Action item: I'd like every line in the following listing that holds "this" copied.

Provided entries:
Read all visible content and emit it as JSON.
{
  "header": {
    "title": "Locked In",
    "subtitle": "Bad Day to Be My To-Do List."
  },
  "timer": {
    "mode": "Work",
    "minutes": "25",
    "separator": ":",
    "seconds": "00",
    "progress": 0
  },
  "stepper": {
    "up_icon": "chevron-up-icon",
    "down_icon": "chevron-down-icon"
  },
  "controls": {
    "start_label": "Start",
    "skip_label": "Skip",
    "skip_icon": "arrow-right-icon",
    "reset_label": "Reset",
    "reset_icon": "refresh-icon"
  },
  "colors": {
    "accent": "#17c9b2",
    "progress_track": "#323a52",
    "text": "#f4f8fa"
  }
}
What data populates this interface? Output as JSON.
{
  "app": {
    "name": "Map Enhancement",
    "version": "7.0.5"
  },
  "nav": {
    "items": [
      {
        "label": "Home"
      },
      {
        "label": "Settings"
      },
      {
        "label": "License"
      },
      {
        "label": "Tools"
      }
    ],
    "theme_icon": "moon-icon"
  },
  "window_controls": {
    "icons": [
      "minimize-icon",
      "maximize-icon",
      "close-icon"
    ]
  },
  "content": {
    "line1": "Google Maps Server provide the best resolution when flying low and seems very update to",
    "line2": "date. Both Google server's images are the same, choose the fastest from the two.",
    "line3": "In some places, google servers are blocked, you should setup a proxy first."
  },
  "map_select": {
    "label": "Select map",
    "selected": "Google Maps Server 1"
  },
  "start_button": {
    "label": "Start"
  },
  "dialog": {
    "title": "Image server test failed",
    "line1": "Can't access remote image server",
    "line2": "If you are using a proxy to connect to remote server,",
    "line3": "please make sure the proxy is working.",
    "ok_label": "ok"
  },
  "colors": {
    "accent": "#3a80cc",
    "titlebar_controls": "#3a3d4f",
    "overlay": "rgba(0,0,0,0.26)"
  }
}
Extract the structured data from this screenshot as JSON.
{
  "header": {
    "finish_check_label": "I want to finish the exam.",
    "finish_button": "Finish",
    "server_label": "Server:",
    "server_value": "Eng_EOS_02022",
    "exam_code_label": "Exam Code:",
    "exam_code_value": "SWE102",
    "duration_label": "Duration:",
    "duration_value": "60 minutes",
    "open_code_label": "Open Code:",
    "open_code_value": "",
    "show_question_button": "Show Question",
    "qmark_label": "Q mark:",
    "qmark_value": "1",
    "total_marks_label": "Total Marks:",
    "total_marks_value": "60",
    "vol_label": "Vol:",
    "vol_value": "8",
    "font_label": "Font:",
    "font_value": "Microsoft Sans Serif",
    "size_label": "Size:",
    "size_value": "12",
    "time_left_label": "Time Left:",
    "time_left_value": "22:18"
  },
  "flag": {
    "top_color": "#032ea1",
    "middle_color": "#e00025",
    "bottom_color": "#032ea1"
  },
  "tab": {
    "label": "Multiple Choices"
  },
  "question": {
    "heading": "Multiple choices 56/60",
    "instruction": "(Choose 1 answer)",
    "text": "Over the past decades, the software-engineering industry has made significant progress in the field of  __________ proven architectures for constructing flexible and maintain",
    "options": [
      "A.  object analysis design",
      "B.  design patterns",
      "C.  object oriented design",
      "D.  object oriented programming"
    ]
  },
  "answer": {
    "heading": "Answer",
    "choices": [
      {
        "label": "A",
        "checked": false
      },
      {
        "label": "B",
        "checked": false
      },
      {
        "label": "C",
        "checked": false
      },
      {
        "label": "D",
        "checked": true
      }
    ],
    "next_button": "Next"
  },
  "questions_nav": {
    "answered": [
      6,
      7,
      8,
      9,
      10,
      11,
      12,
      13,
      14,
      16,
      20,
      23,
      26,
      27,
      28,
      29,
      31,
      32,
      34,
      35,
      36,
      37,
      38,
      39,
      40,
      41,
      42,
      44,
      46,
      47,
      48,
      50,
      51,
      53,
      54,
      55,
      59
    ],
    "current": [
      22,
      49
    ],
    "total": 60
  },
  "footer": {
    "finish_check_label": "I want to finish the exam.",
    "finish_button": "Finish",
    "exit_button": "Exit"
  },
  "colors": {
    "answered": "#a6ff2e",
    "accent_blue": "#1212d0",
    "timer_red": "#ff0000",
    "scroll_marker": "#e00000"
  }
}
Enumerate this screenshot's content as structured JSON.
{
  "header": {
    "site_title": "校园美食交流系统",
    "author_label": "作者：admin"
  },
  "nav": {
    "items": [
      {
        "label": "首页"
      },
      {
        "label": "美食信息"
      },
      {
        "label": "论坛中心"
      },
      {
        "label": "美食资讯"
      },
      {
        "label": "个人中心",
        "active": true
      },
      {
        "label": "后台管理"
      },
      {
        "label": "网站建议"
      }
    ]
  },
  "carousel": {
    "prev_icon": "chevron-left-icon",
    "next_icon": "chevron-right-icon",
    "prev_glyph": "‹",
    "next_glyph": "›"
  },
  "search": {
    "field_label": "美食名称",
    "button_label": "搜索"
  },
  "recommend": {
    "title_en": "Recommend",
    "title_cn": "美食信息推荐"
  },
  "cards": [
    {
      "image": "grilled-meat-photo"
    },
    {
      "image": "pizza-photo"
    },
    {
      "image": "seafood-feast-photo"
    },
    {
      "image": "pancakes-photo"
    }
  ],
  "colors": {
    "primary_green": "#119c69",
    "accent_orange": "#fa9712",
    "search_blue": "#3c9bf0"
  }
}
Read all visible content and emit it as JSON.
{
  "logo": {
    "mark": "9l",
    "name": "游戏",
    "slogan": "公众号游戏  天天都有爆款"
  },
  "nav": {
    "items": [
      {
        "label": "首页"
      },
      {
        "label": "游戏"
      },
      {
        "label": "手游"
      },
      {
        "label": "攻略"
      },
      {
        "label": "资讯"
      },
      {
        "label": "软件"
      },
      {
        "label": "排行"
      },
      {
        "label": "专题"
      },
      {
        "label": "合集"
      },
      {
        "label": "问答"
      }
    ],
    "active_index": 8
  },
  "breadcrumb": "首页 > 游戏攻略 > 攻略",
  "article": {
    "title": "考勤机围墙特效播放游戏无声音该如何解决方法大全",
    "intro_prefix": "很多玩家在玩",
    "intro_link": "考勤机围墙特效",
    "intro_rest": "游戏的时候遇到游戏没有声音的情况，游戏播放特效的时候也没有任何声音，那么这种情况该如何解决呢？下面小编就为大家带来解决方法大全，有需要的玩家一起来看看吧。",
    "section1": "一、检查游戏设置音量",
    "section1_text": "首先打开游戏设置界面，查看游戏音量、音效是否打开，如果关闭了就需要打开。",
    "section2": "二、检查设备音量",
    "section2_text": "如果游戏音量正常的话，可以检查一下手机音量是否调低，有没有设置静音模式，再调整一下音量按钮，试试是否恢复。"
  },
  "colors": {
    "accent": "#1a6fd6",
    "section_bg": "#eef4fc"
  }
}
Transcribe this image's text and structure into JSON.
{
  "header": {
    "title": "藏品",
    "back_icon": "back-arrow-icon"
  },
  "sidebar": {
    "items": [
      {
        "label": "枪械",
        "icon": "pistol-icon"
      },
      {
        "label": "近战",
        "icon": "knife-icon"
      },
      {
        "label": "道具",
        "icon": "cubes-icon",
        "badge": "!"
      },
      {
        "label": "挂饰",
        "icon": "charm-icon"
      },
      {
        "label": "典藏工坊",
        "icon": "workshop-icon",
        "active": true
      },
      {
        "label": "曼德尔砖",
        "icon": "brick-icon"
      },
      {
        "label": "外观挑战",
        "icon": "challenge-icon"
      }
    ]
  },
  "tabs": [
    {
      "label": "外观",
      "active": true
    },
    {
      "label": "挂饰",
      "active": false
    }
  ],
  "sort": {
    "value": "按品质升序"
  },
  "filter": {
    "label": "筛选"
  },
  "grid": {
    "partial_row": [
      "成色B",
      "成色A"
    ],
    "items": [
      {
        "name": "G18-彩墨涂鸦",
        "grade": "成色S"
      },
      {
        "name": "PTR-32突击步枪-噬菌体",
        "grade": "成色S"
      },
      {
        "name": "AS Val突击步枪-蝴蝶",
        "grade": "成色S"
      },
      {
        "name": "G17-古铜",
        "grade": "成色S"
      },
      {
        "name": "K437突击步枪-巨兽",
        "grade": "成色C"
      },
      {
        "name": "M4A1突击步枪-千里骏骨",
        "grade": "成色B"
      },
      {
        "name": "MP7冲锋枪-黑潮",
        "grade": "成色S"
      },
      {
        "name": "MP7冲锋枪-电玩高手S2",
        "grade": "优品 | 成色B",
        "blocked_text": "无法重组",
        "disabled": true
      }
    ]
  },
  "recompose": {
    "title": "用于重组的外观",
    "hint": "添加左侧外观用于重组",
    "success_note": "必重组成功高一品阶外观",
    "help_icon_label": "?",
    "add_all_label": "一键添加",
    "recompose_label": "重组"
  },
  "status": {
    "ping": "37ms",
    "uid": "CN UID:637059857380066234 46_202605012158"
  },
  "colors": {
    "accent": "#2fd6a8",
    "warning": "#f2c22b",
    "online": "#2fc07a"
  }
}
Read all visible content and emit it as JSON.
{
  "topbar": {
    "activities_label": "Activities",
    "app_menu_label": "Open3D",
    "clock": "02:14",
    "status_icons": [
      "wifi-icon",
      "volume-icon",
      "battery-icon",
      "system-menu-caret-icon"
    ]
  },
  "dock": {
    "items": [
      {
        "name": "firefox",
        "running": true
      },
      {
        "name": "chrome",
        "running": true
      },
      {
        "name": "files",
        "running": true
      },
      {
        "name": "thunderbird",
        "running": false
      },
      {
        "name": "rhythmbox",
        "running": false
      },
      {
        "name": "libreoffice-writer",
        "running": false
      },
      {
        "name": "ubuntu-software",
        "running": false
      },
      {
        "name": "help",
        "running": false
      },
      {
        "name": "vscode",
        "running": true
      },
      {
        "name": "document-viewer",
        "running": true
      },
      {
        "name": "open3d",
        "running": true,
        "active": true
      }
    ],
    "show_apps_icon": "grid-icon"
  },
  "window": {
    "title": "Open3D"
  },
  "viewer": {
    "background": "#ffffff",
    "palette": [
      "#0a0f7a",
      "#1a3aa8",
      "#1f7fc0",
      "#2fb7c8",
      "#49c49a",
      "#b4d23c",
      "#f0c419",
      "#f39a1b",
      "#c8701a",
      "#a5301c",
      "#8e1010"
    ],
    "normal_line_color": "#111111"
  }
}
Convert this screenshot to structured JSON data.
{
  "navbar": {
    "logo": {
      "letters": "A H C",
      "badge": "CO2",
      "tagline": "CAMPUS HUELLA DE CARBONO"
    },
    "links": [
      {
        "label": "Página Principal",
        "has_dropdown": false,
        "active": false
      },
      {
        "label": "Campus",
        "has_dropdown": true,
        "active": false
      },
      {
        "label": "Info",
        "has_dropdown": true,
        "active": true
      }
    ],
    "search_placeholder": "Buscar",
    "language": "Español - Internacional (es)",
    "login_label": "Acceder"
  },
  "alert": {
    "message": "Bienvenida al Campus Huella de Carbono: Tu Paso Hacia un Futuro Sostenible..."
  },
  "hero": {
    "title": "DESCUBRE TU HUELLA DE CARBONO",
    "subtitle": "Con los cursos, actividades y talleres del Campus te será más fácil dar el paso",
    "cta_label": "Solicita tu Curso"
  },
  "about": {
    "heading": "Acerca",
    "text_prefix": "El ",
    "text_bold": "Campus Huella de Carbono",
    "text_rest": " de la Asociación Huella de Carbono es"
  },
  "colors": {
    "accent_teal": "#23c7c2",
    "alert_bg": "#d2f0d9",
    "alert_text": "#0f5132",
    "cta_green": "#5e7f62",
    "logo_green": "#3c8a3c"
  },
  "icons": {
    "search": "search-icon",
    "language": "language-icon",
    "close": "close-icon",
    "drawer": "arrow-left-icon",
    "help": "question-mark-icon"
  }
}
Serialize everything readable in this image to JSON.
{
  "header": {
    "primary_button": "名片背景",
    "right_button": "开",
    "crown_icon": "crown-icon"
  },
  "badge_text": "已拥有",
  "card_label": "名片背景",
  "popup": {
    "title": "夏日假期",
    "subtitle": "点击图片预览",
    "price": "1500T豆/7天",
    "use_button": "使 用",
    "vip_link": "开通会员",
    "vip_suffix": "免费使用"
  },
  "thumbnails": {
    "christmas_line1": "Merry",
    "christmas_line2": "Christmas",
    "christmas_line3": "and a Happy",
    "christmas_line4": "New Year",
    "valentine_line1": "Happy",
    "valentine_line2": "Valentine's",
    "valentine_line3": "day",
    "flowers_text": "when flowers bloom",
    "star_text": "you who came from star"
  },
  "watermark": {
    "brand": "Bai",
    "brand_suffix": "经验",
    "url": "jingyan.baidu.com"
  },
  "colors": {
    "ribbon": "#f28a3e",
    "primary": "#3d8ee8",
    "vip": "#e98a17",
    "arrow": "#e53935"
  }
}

Completed task:
What data populates this interface? Output as JSON.
Extract the structured data from this screenshot as JSON.
Enumerate this screenshot's content as structured JSON.
Transcribe this image's text and structure into JSON.
Convert this screenshot to structured JSON data.
Serialize everything readable in this image to JSON.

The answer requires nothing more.